What does it Mean to be Noble?

So you guys know one of the things that I’m constantly looking for, Jeff, is we’re digging into what are ancient places where we can get wisdom. We spend a lot of our time looking at the scriptures, but there’s also other sources of looking at older cultures. And so I wanted to just share with you guys a quote, and let’s just think through this quote and what maybe we can learn from this ancient piece of wisdom. So Euripides, the famous playwright who really pioneered a lot of what we think of as just the different writing around plays and screen writing, he was pioneering that whole idea of comedy and tragedy. Anyway, he has a famous quote about a fatherhood, which he says, “Noble fathers have noble children.”

And in Athens they really spend time thinking through what are we noticing as patterns? They were extremely good at finding and describing patterns. And so much of how their culture’s influenced the world is their ability to do this. And this is a pattern they discovered, which was how you live, and your ability to be noble, really has a massive impact on your children. What does it mean to be noble? This is oftentimes a difficult word to describe, but the definition, like Webster’s, is just having or showing fine personal qualities or high moral principles and ideals. So when your children see that you hold a high standard for them, and then you hold yourself to that high standard, that is nobility, and that’s what impacts them.

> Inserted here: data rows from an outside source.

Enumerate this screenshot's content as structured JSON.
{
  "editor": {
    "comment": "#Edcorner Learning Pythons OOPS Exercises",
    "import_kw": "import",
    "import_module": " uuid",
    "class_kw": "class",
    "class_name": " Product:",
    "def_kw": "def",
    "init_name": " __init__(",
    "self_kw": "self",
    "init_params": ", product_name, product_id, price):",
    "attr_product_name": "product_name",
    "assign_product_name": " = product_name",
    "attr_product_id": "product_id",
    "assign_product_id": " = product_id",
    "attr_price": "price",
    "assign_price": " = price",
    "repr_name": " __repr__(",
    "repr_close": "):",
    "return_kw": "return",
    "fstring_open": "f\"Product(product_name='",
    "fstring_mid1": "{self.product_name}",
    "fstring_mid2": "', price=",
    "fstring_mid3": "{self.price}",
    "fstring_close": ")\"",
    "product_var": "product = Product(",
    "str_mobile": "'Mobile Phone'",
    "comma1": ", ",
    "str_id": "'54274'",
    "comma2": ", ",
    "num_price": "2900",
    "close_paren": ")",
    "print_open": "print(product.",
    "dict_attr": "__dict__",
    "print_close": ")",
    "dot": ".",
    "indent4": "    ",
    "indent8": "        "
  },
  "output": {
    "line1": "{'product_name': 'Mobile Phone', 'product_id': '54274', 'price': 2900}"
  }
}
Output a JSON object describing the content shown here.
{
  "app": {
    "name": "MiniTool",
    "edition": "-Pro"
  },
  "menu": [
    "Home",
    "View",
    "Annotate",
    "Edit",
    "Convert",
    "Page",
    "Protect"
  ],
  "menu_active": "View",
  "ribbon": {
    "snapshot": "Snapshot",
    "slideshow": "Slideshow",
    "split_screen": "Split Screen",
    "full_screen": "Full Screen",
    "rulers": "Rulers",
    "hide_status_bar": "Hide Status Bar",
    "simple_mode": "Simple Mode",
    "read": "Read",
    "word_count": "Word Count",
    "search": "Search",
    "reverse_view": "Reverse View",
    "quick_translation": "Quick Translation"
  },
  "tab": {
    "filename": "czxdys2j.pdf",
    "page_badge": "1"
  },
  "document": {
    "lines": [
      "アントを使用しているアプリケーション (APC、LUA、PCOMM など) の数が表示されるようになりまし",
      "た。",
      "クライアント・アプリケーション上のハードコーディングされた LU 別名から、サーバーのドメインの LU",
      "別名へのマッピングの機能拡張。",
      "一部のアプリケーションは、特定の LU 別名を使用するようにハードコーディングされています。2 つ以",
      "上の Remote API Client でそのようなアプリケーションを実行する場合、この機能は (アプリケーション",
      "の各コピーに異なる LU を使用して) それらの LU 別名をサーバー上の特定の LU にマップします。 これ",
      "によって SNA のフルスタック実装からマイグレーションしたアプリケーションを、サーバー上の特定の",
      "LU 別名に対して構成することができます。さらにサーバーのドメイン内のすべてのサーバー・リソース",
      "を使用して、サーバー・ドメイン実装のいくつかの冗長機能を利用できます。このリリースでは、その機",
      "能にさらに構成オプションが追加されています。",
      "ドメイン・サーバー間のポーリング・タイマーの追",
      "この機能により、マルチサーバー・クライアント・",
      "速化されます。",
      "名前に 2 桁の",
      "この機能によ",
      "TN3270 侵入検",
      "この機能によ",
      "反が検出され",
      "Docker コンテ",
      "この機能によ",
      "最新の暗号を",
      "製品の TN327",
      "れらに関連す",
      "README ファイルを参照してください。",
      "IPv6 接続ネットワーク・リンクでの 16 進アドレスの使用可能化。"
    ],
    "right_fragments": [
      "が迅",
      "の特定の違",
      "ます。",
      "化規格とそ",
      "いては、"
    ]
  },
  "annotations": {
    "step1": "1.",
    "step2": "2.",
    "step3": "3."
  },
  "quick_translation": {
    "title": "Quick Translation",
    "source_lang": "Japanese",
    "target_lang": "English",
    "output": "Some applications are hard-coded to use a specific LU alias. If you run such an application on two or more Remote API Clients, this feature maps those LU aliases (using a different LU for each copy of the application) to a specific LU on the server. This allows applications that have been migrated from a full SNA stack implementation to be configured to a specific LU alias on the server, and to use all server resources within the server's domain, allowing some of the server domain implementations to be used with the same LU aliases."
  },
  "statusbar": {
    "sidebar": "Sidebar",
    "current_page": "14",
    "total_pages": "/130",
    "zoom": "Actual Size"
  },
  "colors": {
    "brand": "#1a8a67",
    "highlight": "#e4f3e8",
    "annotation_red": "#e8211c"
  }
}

The opposite of this, you guys, is the dad who says do what I say, don’t do what I do. Right? That is the opposite of what it means to be noble.

Being noble is like hey guys, there’s a very high standard out there, and I am really, really trying to reach it. And this can be not just in areas of morality, but also in just dignity, right, in areas where you’re trying to level up our experience as a family. You’re trying yourself to really level up and meet a standard. Now you guys, we’re always going to fall short of standards. We need to gospel our kids constantly. And so one of the things that you guys know we always are trying to say, is that you have to really dial up both your standards and your support. The grace you have for your kids needs to be very at a very high level, but your standards also need to be very high. It’s very difficult to do both at once, and so we talk a lot about that, but I think that in this quote it’s really talking about sort of dialing up that standard.

And then saying something to you as a dad. And that is how your children perceive how you hold yourself accountable to the standards that you hold for them, is really what causes you to live nobly, and it also creates noble children. Or as it says in Proverbs 31 about that woman, she is clothed with strength and dignity, and I think that that’s a good description of nobility as well. And I think that’s also true for dads. We need to be clothed with strength and dignity.

And there’s always a visual I have. I don’t know if you guys remember, a lot of you guys have probably watched that movie Titanic. And there’s a really, I don’t know, Jeff, if you remember this image. It blew my mind, and it’s always stuck with me just as a visual. So as the boat was sinking, there was this sort of gorgeous place where they would eat, this estate area that all the wealthy people would gather to have their opulent meals. And while the boat was sinking, this very fine-dressed man walked into that room with his son, realizing that only a certain number of people would survive. He was hoping, of course, the women and children would make it out, but knew that many of the men would not. And so what he chose to do is he sat at a chair with his son next to him, who’s also dressed in his finest clothes, and basically said we’re going to just wait here to die, me and my son.

Wow. Yeah, I remember that.

And that always blew me away. Because you could tell that that flowed out of this multi-generational nobility, like we will not put ourselves above those who need to be rescued. We’re going to die instead. It’s like wow. There’s an old-world nobility that used to exist, that sort of almost ultimate version of chivalry that I thought was really an interesting display of that. But yeah, Jeff, how have you thought about this, noble fathers have noble children?

Yeah, we think about it the same, I think, yeah. And I think another way that we try to say it too is kind of, and this phrase can go sideways, so I think you have to be careful. But on certain things we’ll say hey our team doesn’t do that, the Bethkes don’t do that, that there’s kind of like a standard on the last name, right? Now usually when I said that goes sideways, it’s families that are more using that for the, and you see this in more kind of the classic character in movies and stuff of really wealthy people, of the shame, or kind of like a shame version of that. And so as long as you’re not going there, I think it’s actually a really helpful calling your kid up to type of thing. Because if it’s without shame, and it’s in freedom, then it should be calling you up to.

Like it’s hey we’re all trying to grow, we’re all trying to go to this standard. And then it kind of feels actually more like kind of people roll their sleeves up and say yeah we can do that, that we are. And so I think that kind of a last name having a tone or a legacy, or how they live out in the world, is kind of an aspiration I think more families should have that a last name represents. And this is true, it has been true, in business, right? I think businesses have done this really well.


Off like that you almost become sons who are adults, and are kind of under the legacy of their father, or daughters, in the business. That last name already is already loaded, right, either for good or for bad. And so I think that’s something that’s kind of very similar to this, of leaning into all being a team together, and all helping each other kind of raise the standard.

Latest Episode

Listen To Our Latest Podcast



Start Building a
Multigenerational Family Team

Live events







Family scouting report